Without my health, I am of little use to anyone; my family, my work, my community, and the list goes on. So, I have a big responsibility and interest in staying healthy. I can achieve this by building good health habits.
Living a healthy lifestyle
One of the greatest assets that you have is your good health.
Much of what causes illness is within our control. Some things can’t be controlled (your age, family history of diseases, gender). But there are certain things that you can control in your pursuit of creating a life of healthy habits. And those things aren’t a huge surprise — you already know not to smoke, skip your exercise routine, drink too much, or make poor dietary choices.
It is interesting, though, how all of the major diseases are caused by the same things: smoking, poor diet, lack of exercise, excessive alcohol and stress.
These are the healthy habits you need to make
1. Reduce stress.
Stress is a risk factor for heart disease and high blood pressure, which is in itself a risk factor for stroke. Learn to be efficient with your time and delegate or eliminate whenever possible those tasks that stress you out. Exercise every day to relieve stress.
There are so many good ways to relieve stress, get organized. Start your week in the best possible way. These are the Monday morning habits of people that are working towards a stress free life.
You don’t need me to tell you to exercise, but listen to this: lack of exercise is a major risk factor for heart disease, stroke, colon & rectal cancers, diabetes, breast cancer, high blood pressure and high cholesterol. If you don’t have good exercise habits, you’re just asking to get a major disease. It is almost a magic pill: do a bit of exercise every day, and you will be healthier. You don’t need much — start with 5 minutes every morning.
I am being absolutely serious when I say start with just five minutes each day. It has to be very easy to start with, so that the sustainable habits can be ingrained without any perceived pain.
3. Drink more water.
Most people don’t drink enough water. Keep water on your desk or at your side at all times and you will find you will be reaching for it more often. Like the old saying goes…”Out of sight, out of mind.” I make sure that I full up a 2L jug every night before bed, place it in the fridge. My weakness is a cup of coffee in the morning, I will admit it, I enjoy it. But I make sure I start each day with a glass of water before I exercise and have my coffee.

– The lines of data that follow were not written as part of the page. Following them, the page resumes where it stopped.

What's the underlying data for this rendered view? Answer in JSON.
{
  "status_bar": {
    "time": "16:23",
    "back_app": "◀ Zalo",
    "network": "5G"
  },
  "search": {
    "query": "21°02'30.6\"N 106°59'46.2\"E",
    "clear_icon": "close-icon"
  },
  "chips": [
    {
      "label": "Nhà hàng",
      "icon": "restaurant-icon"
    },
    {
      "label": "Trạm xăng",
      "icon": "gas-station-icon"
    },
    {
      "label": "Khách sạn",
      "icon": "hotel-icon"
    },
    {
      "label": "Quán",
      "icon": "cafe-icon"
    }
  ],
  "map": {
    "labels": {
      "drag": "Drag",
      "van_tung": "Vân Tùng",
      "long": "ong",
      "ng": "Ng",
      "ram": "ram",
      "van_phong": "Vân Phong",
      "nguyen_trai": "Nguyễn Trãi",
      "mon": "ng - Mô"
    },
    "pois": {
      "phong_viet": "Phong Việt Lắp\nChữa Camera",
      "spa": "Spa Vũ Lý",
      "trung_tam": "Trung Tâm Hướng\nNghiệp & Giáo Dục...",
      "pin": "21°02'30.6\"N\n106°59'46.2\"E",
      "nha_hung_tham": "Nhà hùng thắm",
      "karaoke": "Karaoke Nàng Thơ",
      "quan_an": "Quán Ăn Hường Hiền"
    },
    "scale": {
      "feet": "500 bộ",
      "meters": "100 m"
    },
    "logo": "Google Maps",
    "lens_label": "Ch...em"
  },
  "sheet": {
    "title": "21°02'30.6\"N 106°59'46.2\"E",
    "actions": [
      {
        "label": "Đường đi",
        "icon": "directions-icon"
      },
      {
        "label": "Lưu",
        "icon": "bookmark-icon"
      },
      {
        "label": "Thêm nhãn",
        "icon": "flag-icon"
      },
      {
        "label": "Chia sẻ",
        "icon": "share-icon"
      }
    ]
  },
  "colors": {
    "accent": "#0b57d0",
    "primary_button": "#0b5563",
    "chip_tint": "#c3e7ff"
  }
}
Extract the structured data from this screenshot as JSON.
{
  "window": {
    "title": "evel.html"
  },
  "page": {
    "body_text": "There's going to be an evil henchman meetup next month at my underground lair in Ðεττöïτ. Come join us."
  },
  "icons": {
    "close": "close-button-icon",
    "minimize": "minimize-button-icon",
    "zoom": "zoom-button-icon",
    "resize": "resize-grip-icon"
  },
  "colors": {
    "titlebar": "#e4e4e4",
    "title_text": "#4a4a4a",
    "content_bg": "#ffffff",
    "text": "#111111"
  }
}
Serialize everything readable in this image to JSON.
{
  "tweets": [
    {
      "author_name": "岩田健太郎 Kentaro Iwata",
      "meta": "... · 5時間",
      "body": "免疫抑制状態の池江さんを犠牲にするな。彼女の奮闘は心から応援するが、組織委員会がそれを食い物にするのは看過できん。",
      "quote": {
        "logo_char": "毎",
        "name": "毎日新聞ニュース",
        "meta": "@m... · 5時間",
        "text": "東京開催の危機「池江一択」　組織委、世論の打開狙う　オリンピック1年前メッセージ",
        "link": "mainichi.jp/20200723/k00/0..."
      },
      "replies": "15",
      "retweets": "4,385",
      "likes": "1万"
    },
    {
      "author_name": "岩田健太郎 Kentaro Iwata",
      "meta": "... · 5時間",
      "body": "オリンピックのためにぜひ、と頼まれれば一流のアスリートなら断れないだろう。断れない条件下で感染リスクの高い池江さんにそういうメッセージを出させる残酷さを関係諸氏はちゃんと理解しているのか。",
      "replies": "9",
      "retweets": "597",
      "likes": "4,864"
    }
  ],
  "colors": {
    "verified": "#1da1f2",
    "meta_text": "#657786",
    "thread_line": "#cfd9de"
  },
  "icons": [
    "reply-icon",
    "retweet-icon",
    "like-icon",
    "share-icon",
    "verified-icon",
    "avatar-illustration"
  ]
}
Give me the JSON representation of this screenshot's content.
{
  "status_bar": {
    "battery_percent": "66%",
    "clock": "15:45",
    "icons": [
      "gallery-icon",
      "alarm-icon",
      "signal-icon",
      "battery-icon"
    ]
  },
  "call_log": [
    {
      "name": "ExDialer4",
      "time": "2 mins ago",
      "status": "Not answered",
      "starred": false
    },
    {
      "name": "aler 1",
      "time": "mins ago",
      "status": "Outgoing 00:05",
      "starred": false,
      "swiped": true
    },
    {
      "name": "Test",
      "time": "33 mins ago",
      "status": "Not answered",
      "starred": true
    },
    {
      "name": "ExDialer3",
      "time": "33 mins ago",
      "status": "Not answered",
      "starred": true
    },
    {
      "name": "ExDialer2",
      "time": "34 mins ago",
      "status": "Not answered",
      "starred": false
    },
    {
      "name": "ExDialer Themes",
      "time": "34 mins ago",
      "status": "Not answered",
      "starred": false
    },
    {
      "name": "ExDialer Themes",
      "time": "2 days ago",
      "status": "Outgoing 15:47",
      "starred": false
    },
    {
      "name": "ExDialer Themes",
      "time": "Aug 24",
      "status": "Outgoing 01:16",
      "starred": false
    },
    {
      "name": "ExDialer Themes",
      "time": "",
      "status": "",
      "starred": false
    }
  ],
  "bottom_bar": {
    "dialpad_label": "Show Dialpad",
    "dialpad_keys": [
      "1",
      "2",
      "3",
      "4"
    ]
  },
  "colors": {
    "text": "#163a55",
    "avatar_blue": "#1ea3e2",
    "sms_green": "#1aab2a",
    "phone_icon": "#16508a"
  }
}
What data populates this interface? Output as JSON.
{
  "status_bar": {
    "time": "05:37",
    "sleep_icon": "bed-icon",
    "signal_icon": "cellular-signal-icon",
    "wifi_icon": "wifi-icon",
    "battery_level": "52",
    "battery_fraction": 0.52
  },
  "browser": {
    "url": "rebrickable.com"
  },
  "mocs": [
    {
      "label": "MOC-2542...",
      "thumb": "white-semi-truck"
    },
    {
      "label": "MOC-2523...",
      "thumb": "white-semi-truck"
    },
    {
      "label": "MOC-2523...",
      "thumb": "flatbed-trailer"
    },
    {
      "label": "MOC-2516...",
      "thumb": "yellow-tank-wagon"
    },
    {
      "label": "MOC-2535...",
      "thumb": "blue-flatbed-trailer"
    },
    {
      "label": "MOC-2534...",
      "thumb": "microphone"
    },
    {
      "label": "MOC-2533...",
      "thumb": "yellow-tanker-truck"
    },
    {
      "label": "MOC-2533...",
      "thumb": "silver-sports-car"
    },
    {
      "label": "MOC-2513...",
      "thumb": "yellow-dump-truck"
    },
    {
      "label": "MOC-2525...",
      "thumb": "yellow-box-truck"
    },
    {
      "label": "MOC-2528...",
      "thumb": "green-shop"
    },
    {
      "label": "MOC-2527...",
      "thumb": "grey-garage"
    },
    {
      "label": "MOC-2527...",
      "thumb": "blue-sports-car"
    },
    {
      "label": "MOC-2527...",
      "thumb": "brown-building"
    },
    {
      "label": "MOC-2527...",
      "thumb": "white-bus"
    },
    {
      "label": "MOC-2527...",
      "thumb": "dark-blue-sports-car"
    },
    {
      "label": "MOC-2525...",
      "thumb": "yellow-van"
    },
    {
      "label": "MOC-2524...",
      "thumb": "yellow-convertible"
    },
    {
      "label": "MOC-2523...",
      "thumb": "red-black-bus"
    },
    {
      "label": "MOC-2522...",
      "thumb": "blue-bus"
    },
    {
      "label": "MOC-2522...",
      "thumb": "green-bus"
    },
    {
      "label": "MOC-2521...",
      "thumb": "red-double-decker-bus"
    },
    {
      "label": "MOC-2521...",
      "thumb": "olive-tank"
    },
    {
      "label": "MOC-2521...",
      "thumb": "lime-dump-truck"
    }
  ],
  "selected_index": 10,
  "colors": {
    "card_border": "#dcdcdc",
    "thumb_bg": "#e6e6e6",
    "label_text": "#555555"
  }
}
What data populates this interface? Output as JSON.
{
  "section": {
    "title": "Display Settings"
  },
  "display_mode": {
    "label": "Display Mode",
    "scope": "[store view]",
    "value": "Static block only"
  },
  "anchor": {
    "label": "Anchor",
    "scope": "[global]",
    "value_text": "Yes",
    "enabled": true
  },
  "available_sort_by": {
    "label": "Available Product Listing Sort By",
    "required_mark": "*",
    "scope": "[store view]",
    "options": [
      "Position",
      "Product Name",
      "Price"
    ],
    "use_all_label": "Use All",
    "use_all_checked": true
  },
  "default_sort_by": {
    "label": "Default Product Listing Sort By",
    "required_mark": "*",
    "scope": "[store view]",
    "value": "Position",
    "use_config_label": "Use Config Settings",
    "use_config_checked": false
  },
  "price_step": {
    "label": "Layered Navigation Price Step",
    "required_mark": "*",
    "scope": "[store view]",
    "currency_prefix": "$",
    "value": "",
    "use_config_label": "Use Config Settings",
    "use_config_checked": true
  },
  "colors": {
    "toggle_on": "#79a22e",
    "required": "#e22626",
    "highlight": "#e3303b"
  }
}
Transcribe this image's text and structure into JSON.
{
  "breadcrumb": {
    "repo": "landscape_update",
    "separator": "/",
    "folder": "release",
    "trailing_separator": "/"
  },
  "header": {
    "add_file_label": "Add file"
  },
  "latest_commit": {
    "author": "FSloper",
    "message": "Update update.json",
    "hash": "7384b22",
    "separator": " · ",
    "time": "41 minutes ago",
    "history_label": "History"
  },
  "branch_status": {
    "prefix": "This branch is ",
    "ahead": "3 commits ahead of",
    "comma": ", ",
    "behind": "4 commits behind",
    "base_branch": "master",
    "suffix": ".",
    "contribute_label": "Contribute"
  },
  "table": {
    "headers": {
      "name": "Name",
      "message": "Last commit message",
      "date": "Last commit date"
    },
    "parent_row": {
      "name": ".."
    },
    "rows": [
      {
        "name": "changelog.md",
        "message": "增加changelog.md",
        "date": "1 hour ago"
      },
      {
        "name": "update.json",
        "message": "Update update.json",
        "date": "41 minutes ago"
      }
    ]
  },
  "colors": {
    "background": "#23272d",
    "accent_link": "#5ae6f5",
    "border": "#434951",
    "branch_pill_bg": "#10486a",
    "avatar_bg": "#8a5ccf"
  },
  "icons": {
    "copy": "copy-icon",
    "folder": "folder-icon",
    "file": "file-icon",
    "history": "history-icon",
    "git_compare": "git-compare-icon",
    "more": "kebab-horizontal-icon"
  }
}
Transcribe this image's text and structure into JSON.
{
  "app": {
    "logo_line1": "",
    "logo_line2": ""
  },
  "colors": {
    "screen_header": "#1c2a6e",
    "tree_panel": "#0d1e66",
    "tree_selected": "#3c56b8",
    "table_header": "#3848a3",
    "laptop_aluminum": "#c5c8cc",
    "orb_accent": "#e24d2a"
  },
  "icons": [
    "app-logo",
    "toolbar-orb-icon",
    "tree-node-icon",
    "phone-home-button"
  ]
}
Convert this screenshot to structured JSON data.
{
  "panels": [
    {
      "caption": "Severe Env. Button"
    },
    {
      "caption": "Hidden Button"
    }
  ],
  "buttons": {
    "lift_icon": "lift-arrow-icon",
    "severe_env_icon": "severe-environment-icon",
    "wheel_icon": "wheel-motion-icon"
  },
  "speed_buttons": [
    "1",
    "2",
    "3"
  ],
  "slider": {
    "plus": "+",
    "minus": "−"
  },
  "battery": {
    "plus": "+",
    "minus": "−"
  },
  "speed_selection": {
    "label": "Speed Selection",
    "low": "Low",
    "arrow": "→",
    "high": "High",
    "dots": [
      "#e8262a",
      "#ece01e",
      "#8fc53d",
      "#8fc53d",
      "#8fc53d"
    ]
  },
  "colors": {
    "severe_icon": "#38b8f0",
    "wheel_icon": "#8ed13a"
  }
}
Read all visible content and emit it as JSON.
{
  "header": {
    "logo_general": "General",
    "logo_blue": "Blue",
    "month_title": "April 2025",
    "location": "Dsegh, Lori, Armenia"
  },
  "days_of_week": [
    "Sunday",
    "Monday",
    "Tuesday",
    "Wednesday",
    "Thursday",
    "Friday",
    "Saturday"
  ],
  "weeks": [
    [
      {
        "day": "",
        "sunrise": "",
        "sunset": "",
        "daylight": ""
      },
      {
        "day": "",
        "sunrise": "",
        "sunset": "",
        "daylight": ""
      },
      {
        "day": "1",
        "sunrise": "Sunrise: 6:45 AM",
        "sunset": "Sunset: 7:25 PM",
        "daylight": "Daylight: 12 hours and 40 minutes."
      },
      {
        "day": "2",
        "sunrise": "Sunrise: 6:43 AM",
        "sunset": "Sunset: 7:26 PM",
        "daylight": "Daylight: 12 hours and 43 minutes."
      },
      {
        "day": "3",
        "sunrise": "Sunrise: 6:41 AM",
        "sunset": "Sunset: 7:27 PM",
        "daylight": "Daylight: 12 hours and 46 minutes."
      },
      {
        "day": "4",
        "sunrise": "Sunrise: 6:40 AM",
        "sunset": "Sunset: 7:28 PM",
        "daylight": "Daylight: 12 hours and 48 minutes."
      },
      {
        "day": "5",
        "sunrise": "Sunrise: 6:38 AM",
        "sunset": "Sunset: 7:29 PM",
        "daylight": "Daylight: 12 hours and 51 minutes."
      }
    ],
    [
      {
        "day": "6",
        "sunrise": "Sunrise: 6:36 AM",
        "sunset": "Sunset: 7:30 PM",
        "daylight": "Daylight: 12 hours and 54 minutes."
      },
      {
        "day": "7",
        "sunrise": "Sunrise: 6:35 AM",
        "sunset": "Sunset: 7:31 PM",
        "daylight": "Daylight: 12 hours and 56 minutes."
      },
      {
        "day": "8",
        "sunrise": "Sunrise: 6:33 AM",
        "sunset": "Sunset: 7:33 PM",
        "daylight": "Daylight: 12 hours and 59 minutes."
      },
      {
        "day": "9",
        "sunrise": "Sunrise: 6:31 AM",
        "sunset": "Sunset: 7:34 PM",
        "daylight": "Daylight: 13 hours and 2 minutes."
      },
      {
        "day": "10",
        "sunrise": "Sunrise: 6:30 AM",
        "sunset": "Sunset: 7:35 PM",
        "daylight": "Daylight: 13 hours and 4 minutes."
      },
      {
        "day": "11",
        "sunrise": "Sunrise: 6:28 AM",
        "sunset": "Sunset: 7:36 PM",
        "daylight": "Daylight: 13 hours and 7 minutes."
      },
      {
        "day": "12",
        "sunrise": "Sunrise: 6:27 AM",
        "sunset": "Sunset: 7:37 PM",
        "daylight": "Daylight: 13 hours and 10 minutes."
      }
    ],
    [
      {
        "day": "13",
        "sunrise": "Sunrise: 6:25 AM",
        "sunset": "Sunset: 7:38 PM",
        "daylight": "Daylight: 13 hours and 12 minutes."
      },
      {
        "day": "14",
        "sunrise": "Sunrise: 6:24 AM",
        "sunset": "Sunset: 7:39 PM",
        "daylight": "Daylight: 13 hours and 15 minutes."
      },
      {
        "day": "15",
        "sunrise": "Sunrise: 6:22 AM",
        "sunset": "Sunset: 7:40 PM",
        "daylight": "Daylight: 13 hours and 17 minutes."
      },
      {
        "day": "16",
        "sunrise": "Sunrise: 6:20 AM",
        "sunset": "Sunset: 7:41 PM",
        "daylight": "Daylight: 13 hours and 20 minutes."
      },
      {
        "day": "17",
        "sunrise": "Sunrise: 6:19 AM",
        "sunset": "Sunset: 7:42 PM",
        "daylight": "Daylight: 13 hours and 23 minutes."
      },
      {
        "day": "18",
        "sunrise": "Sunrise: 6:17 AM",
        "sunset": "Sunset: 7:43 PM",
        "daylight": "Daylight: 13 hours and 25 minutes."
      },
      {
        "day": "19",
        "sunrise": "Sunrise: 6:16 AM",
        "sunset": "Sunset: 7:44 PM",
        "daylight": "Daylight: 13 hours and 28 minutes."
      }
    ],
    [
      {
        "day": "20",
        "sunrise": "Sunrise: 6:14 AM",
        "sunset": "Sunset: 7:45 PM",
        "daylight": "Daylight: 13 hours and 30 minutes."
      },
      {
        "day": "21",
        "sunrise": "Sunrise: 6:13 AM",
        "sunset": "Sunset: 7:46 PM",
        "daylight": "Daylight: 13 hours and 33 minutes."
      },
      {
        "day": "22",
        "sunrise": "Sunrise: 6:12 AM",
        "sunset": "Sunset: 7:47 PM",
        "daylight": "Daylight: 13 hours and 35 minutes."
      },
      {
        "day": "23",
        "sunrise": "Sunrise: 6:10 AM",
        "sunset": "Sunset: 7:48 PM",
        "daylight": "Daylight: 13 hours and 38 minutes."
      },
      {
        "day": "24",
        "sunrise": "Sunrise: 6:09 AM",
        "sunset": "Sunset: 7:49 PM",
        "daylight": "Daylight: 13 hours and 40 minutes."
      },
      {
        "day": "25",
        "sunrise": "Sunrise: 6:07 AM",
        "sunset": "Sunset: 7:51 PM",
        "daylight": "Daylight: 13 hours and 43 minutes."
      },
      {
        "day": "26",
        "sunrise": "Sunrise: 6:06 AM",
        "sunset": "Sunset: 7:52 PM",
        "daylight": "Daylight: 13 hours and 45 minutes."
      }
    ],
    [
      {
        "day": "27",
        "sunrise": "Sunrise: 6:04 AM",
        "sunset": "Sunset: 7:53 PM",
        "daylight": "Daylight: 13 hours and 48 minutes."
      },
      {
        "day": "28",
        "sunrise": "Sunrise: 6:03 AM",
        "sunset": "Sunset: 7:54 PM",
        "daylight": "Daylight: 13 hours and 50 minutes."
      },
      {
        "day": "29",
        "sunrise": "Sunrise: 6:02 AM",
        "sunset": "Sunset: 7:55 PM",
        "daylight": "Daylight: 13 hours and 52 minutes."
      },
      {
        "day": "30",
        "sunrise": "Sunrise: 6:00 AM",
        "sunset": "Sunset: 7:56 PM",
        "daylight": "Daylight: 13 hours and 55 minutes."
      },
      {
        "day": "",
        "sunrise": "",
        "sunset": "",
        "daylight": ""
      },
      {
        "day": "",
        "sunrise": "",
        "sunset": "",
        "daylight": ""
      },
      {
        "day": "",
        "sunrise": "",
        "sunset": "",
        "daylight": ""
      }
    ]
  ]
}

4. Eat more fruits & veggies.
This is obvious, but it’s amazing how few veggies most people eat. Try substituting the pasta or potatoes with broccoli or cauliflower. Eating fruits and veggies reduces your risk of several leading diseases, and it’s one of the easiest habits to form. Eat a salad for lunch. Eat fruits with breakfast and as snacks.
Big one for us all, kick the sugar habit now!
5. Monitor your own blood pressure.
Keeping an eye on our own blood pressure is like watching the oil pressure gauge in your car. It can prevent many major illnesses before they get out of hand. Take responsibility for your own health.
These are the habits you need to break to be healthy
1. Stop smoking.
This is by far the most important habit to break, as it affects almost every single one of the leading causes of death. It’s also the hardest of these habits to change.
Join our community and share your journey with other people that are also on a mission to break these bad habits.
2. Eat less. (if you’re overweight).
The best habit to form to lose weight is to eat less. Or eat more of things that don’t have a lot of calories, like fiber, fruits and veggies. Being overweight is just below smoking the worst risk factor for many diseases.
3. Drink less alcohol.
Heavy drinking increase the risk factors for many diseases. That’s more than 2 drinks of alcohol a day for men, and more than 1 drink for women. A glass of red wine is a good thing, but too many and you’re greatly increasing your risk of disease.
Surprisingly there are benefits of having a beer or a glass of red wine. You might really enjoy it after a tough, honest days work and that you find a glass of red might reduce your stress levels. I have been blessed enough to have represented a number of sports teams and if we were to have a beer or a glass of a fine red, we would encourage each other to 'earn your beer.'
4. Eliminate fast foods and any processed foods.
Eating red meats, and processed meats like sausages, bacon, canned meats and so on, is a risk factor for colon/rectal cancer, stomach cancer, and high cholesterol, which in turn is a leading risk factor for coronary heart disease and stroke. Try eat stuff that grew on a plant, not stuff that was processed in a plant.
Even better build your own veggie box, and watch them grow.
5. Reduce salt, and saturated/trans fats.
Salt and saturated or trans fats are found in so many processed or prepared foods, and they increase risks of high blood pressure and high cholesterol, which increase risk for heart disease and stroke. Cook for you and your family, it does take time and forces you to be more organized. Prepare on a Sunday night or the night before what you will be eating, these are the daily habits of successful people.